FCF Dropping 10% per year
FCF Growing 2% per year
These scenarios really show how much is riding on the underlying business. If FCF drops at 10% a year, even with buybacks making it such that less is spent on the dividend each year, the dividend would become unsustainable. It would grow to 73% of FCF under that scenario. If GME could somehow find a way to keep the business from dying at all and grow about the pace of inflation at 2% a year, it shows that they could still rapidly decrease the share count even with the share price growing 10-15% a year.
If Shareholder Returns were more Flexible
Now for one last scenario that I know will never happen but I want to show the power of buybacks if management weren't constrained with keeping the dividend. In this scenario I cut the dividend completely and spend all FCF on buybacks. I even made this a pretty bad scenario fundamentals wise and had FCF drop at 10% a year, but I kept the stock price at $19/share to show how powerful buybacks are when a stock is trading at such low multiples for a long time.
So as you can see even with FCF dropping very consistently and at a pretty fast pace, GME would be able to buyback over 4/5th of the entire company. So at the beginning of 2024, the FCF would be down to ~$140 million, but the entire market cap would be ~$510 million (27 million shares x $19/share). FCF would then be over 1/3 of their entire market cap. Once again I'm ignoring the fact that their debt would then be higher than their market cap, but it still shows how much buybacks can do when there is plenty of FCF and a low share price.

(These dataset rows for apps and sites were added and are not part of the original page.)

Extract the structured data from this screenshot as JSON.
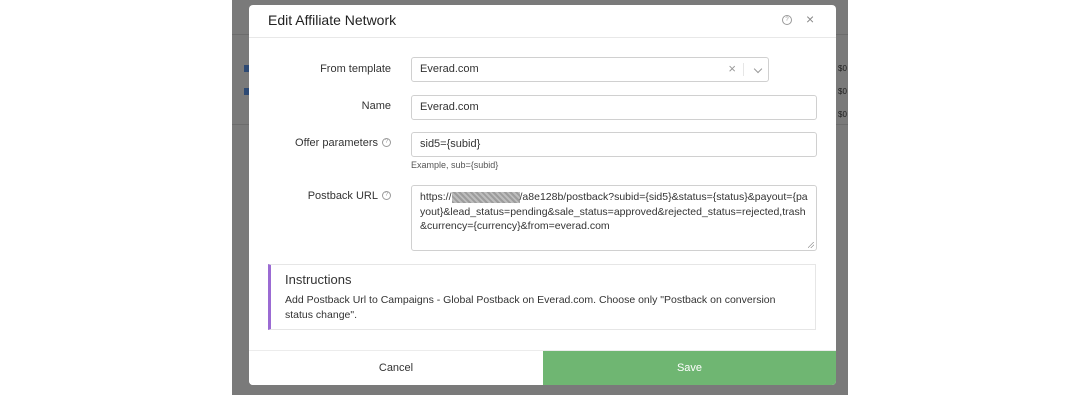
{
  "modal": {
    "title": "Edit Affiliate Network",
    "help_icon": "question-circle-icon",
    "close_icon": "close-icon",
    "close_glyph": "×",
    "help_glyph": "?"
  },
  "form": {
    "from_template": {
      "label": "From template",
      "value": "Everad.com",
      "clear_glyph": "×"
    },
    "name": {
      "label": "Name",
      "value": "Everad.com"
    },
    "offer_parameters": {
      "label": "Offer parameters",
      "value": "sid5={subid}",
      "hint": "Example, sub={subid}"
    },
    "postback_url": {
      "label": "Postback URL",
      "prefix": "https://",
      "redacted": true,
      "suffix": "/a8e128b/postback?subid={sid5}&status={status}&payout={payout}&lead_status=pending&sale_status=approved&rejected_status=rejected,trash&currency={currency}&from=everad.com"
    },
    "info_glyph": "?"
  },
  "instructions": {
    "title": "Instructions",
    "text": "Add Postback Url to Campaigns - Global Postback on Everad.com. Choose only \"Postback on conversion status change\".",
    "accent_color": "#9b6bd3"
  },
  "footer": {
    "cancel_label": "Cancel",
    "save_label": "Save",
    "save_color": "#6fb672"
  },
  "background": {
    "values": [
      "$0",
      "$0",
      "$0"
    ]
  }
}
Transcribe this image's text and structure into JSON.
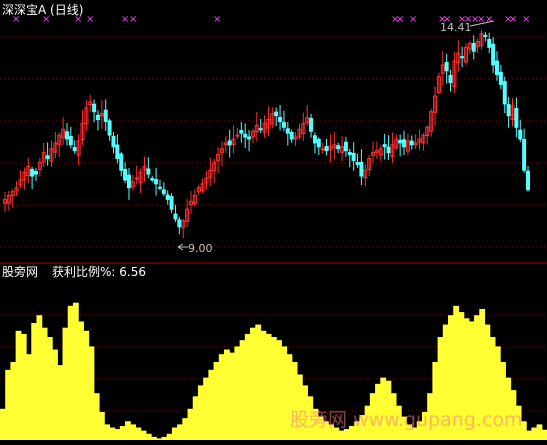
{
  "main_panel": {
    "title": "深深宝A (日线)",
    "high_label": "14.41",
    "low_label": "9.00"
  },
  "sub_panel": {
    "site_label": "股旁网",
    "indicator_label": "获利比例%: 6.56"
  },
  "watermark": "股旁网 www.gupang.com",
  "colors": {
    "up": "#ff3030",
    "down": "#54ffff",
    "marker": "#ff40ff",
    "bars": "#ffff33",
    "grid": "#8a0000",
    "text": "#ffffff",
    "label_text": "#c0c0c0",
    "separator": "#b00000"
  },
  "chart_data": [
    {
      "type": "candlestick",
      "title": "深深宝A (日线)",
      "annotations": [
        {
          "text": "14.41",
          "kind": "high"
        },
        {
          "text": "9.00",
          "kind": "low"
        }
      ],
      "y_range": [
        8.6,
        14.6
      ],
      "close_series": [
        10.05,
        10.15,
        10.25,
        10.35,
        10.55,
        10.75,
        10.9,
        10.65,
        10.7,
        11.0,
        11.25,
        11.1,
        11.35,
        11.5,
        11.7,
        11.85,
        11.6,
        11.45,
        11.3,
        11.55,
        12.0,
        12.4,
        12.55,
        12.3,
        12.1,
        12.25,
        12.05,
        11.7,
        11.4,
        11.1,
        10.8,
        10.55,
        10.35,
        10.5,
        10.6,
        10.75,
        10.9,
        10.7,
        10.55,
        10.45,
        10.35,
        10.2,
        10.05,
        9.8,
        9.55,
        9.35,
        9.5,
        9.8,
        10.0,
        10.15,
        10.35,
        10.45,
        10.6,
        10.8,
        11.0,
        11.2,
        11.35,
        11.5,
        11.45,
        11.6,
        11.7,
        11.75,
        11.65,
        11.6,
        11.8,
        11.95,
        11.85,
        12.0,
        12.1,
        12.25,
        12.2,
        12.05,
        11.9,
        11.75,
        11.6,
        11.65,
        11.85,
        12.0,
        12.15,
        11.8,
        11.5,
        11.4,
        11.35,
        11.3,
        11.4,
        11.45,
        11.35,
        11.4,
        11.3,
        11.2,
        11.05,
        10.95,
        10.65,
        10.8,
        11.1,
        11.25,
        11.3,
        11.35,
        11.4,
        11.25,
        11.45,
        11.6,
        11.5,
        11.4,
        11.55,
        11.45,
        11.5,
        11.6,
        11.7,
        11.9,
        12.3,
        12.7,
        13.2,
        13.5,
        13.35,
        13.05,
        13.6,
        13.8,
        13.7,
        13.95,
        14.05,
        13.85,
        14.1,
        14.3,
        14.25,
        13.95,
        13.5,
        13.25,
        13.0,
        12.5,
        12.2,
        12.45,
        11.9,
        11.6,
        10.8,
        10.3
      ]
    },
    {
      "type": "bar",
      "title": "获利比例%",
      "last_value": 6.56,
      "y_range": [
        0,
        100
      ],
      "values": [
        20,
        45,
        50,
        70,
        68,
        55,
        75,
        80,
        72,
        66,
        58,
        48,
        72,
        86,
        88,
        76,
        70,
        60,
        30,
        18,
        10,
        8,
        7,
        9,
        12,
        10,
        8,
        6,
        4,
        2,
        1,
        2,
        4,
        8,
        10,
        14,
        20,
        28,
        35,
        40,
        45,
        50,
        55,
        58,
        56,
        60,
        64,
        68,
        72,
        74,
        70,
        68,
        66,
        64,
        60,
        55,
        50,
        42,
        35,
        28,
        20,
        15,
        12,
        10,
        8,
        6,
        7,
        9,
        12,
        16,
        22,
        30,
        36,
        40,
        38,
        30,
        22,
        15,
        10,
        8,
        12,
        18,
        30,
        50,
        66,
        74,
        80,
        86,
        82,
        78,
        76,
        80,
        84,
        74,
        66,
        60,
        50,
        40,
        32,
        22,
        12,
        6,
        8,
        10,
        6.56
      ]
    }
  ]
}
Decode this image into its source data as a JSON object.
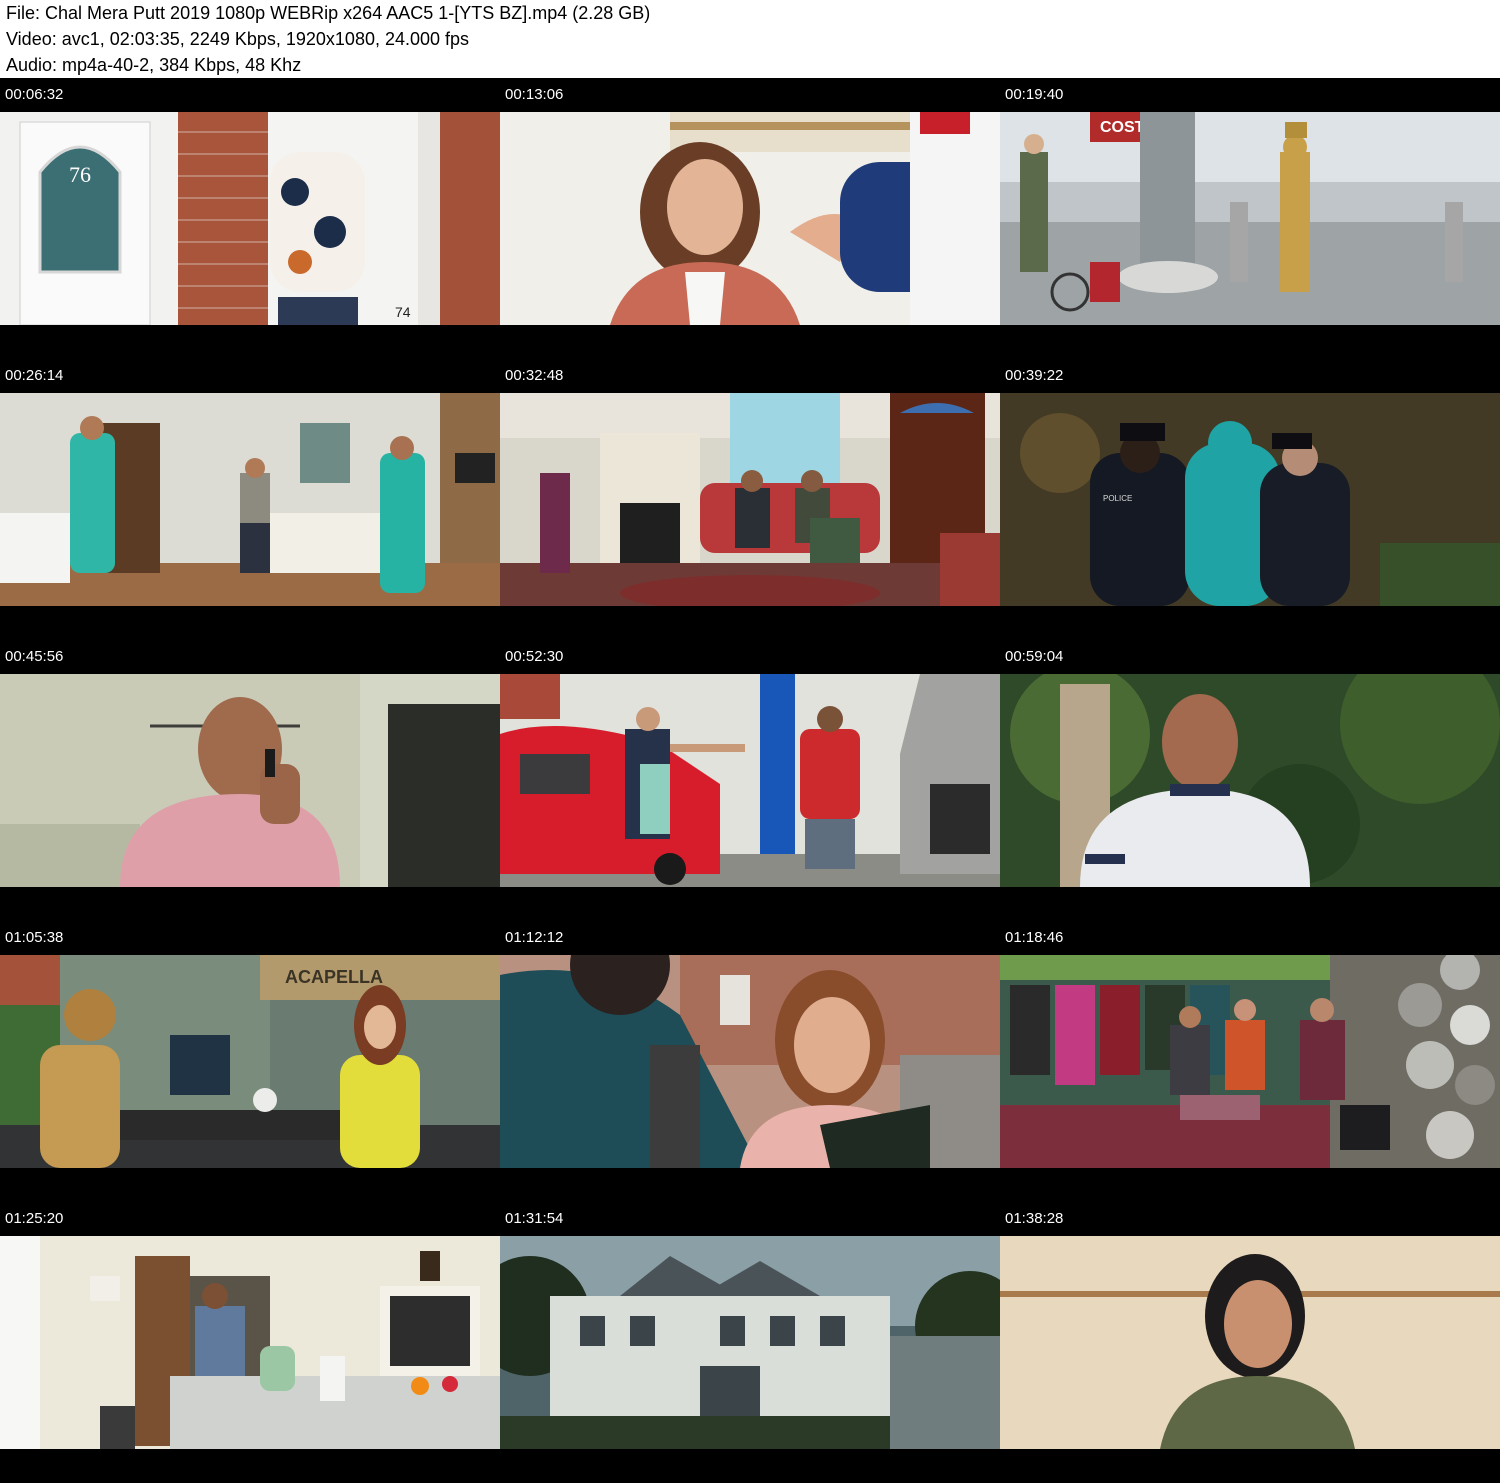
{
  "header": {
    "file_line": "File: Chal Mera Putt 2019 1080p WEBRip x264 AAC5 1-[YTS BZ].mp4 (2.28 GB)",
    "video_line": "Video: avc1, 02:03:35, 2249 Kbps, 1920x1080, 24.000 fps",
    "audio_line": "Audio: mp4a-40-2, 384 Kbps, 48 Khz"
  },
  "thumbnails": [
    {
      "timestamp": "00:06:32",
      "scene": "front-door-76",
      "door_number": "76",
      "plate": "74"
    },
    {
      "timestamp": "00:13:06",
      "scene": "woman-on-bed"
    },
    {
      "timestamp": "00:19:40",
      "scene": "street-gold-statue",
      "sign": "COST"
    },
    {
      "timestamp": "00:26:14",
      "scene": "living-room-three-men"
    },
    {
      "timestamp": "00:32:48",
      "scene": "men-on-red-sofa"
    },
    {
      "timestamp": "00:39:22",
      "scene": "police-night",
      "label": "POLICE"
    },
    {
      "timestamp": "00:45:56",
      "scene": "man-on-phone-kitchen"
    },
    {
      "timestamp": "00:52:30",
      "scene": "red-car-fist-bump"
    },
    {
      "timestamp": "00:59:04",
      "scene": "man-in-park"
    },
    {
      "timestamp": "01:05:38",
      "scene": "cafe-acapella",
      "sign": "ACAPELLA"
    },
    {
      "timestamp": "01:12:12",
      "scene": "smiling-woman-street"
    },
    {
      "timestamp": "01:18:46",
      "scene": "clothing-shop-clocks"
    },
    {
      "timestamp": "01:25:20",
      "scene": "kitchen-phone-call"
    },
    {
      "timestamp": "01:31:54",
      "scene": "white-house-exterior"
    },
    {
      "timestamp": "01:38:28",
      "scene": "woman-close-up"
    }
  ]
}
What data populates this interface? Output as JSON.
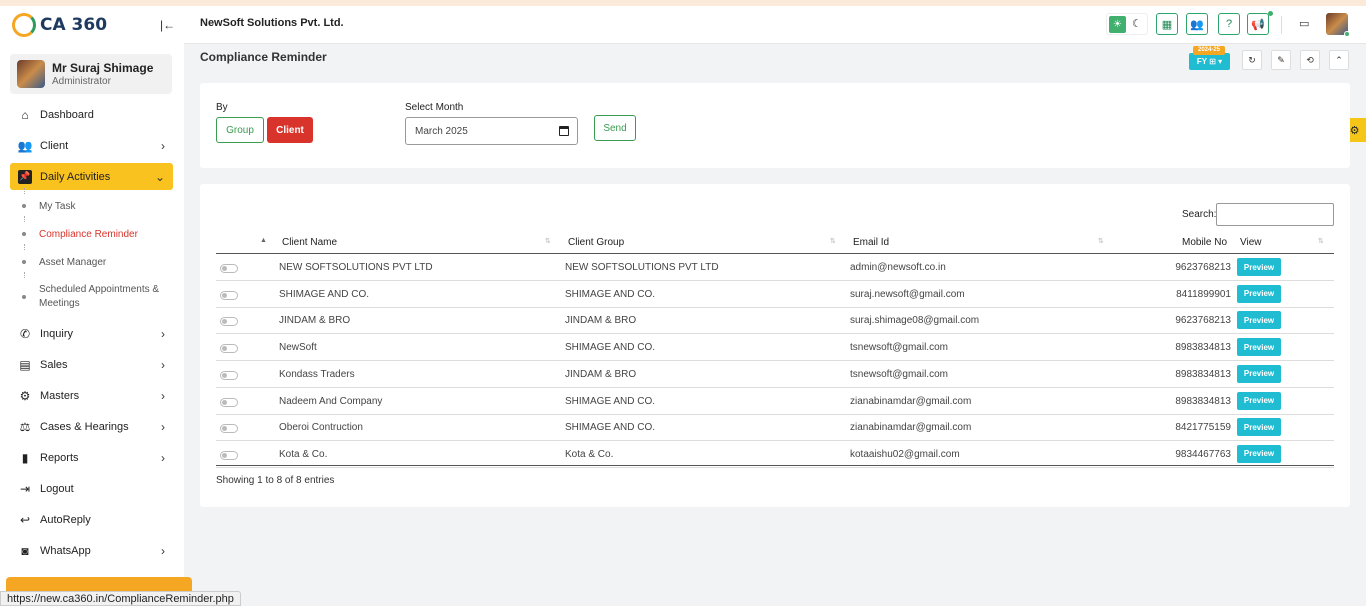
{
  "brand": {
    "name": "CA 360"
  },
  "user": {
    "name": "Mr Suraj Shimage",
    "role": "Administrator"
  },
  "sidebar": {
    "items": [
      {
        "label": "Dashboard",
        "icon": "home-icon",
        "glyph": "⌂",
        "chev": ""
      },
      {
        "label": "Client",
        "icon": "users-icon",
        "glyph": "👥",
        "chev": "›"
      },
      {
        "label": "Daily Activities",
        "icon": "pin-icon",
        "glyph": "📌",
        "chev": "⌄"
      }
    ],
    "sub_items": [
      {
        "label": "My Task"
      },
      {
        "label": "Compliance Reminder"
      },
      {
        "label": "Asset Manager"
      },
      {
        "label": "Scheduled Appointments & Meetings"
      }
    ],
    "items_after": [
      {
        "label": "Inquiry",
        "icon": "phone-icon",
        "glyph": "✆",
        "chev": "›"
      },
      {
        "label": "Sales",
        "icon": "sales-icon",
        "glyph": "▤",
        "chev": "›"
      },
      {
        "label": "Masters",
        "icon": "cogs-icon",
        "glyph": "⚙",
        "chev": "›"
      },
      {
        "label": "Cases & Hearings",
        "icon": "scale-icon",
        "glyph": "⚖",
        "chev": "›"
      },
      {
        "label": "Reports",
        "icon": "report-icon",
        "glyph": "▮",
        "chev": "›"
      },
      {
        "label": "Logout",
        "icon": "logout-icon",
        "glyph": "⇥",
        "chev": ""
      },
      {
        "label": "AutoReply",
        "icon": "reply-icon",
        "glyph": "↩",
        "chev": ""
      },
      {
        "label": "WhatsApp",
        "icon": "whatsapp-icon",
        "glyph": "◙",
        "chev": "›"
      }
    ]
  },
  "status_url": "https://new.ca360.in/ComplianceReminder.php",
  "header": {
    "company": "NewSoft Solutions Pvt. Ltd.",
    "fy_year": "2024-25",
    "fy_label": "FY ⊞ ▾"
  },
  "page": {
    "title": "Compliance Reminder"
  },
  "filter": {
    "by_label": "By",
    "group_label": "Group",
    "client_label": "Client",
    "month_label": "Select Month",
    "month_value": "March 2025",
    "send_label": "Send"
  },
  "table": {
    "search_label": "Search:",
    "columns": {
      "client_name": "Client Name",
      "client_group": "Client Group",
      "email": "Email Id",
      "mobile": "Mobile No",
      "view": "View"
    },
    "preview_label": "Preview",
    "rows": [
      {
        "client_name": "NEW SOFTSOLUTIONS PVT LTD",
        "client_group": "NEW SOFTSOLUTIONS PVT LTD",
        "email": "admin@newsoft.co.in",
        "mobile": "9623768213"
      },
      {
        "client_name": "SHIMAGE AND CO.",
        "client_group": "SHIMAGE AND CO.",
        "email": "suraj.newsoft@gmail.com",
        "mobile": "8411899901"
      },
      {
        "client_name": "JINDAM & BRO",
        "client_group": "JINDAM & BRO",
        "email": "suraj.shimage08@gmail.com",
        "mobile": "9623768213"
      },
      {
        "client_name": "NewSoft",
        "client_group": "SHIMAGE AND CO.",
        "email": "tsnewsoft@gmail.com",
        "mobile": "8983834813"
      },
      {
        "client_name": "Kondass Traders",
        "client_group": "JINDAM & BRO",
        "email": "tsnewsoft@gmail.com",
        "mobile": "8983834813"
      },
      {
        "client_name": "Nadeem And Company",
        "client_group": "SHIMAGE AND CO.",
        "email": "zianabinamdar@gmail.com",
        "mobile": "8983834813"
      },
      {
        "client_name": "Oberoi Contruction",
        "client_group": "SHIMAGE AND CO.",
        "email": "zianabinamdar@gmail.com",
        "mobile": "8421775159"
      },
      {
        "client_name": "Kota & Co.",
        "client_group": "Kota & Co.",
        "email": "kotaaishu02@gmail.com",
        "mobile": "9834467763"
      }
    ],
    "entries_info": "Showing 1 to 8 of 8 entries"
  },
  "colors": {
    "accent_yellow": "#f9c21f",
    "danger": "#d9342b",
    "success": "#3a9c4f",
    "info": "#1fbcd2"
  }
}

I personally wish management of companies like Game Stop wouldn't lock themselves into a dividend and could have a little more flexibility in returning money to the shareholders. If management of Game Stop were allowed to buyback shares with the entirety of their FCF when shares get so low, they could buyback large chunks of the company and return to dividends after the share price recovers.
I realize this will never happen as many investors rely on the income of stocks like GME and management would be disrupting any sort or reliable income by doing this, but it's just a tangent I wanted to touch on.
There are a lot of variables in analyzing what the company could do with buybacks (how fast FCF grows/shrinks, how much is used on the dividend, and the share price). But this article is meant to show that the valuation of GME may have finally gotten so ridiculously low that management can create a floor in the share price by simply buying back shares. Even with FCF dropping at 5% in my first table, it shows that if prices stayed this depressed, GME could raise the dividend every year and still drop the payout ratio.
I made my model as simple as possible by ignoring mergers and acquisitions as another route to use FCF, but GME showed right in their Earnings Call Slides that they plan to use FCF for dividends, M&A, and buybacks. So once again, it's not that I think any of my scenarios will actually play out, I just wanted to show what a company with plenty of FCF and a low share price is capable of even as their business is slowly dying.
Some big risks still remain in GME despite the very low valuation. If the underlying business starts dying at 10-20% a year, buybacks won't do the trick. Also management is not likely to spend all the FCF on dividends and buybacks. If they invest in parts of the business or new areas of growth and those don't work out, the situation could fall apart much more quickly. I personally am going to do some short-term trading with GME but am still waiting to see how management follows through with capital allocation going forward before buying long-term. GME is finally so cheap though that if they buyback stock aggressively enough, they could likely outpace the decline in the overall business.
Disclosure: I am/we are long GME.
Additional disclosure: I am long GME by way of selling Oct 2017 Puts. I may close my position at any time.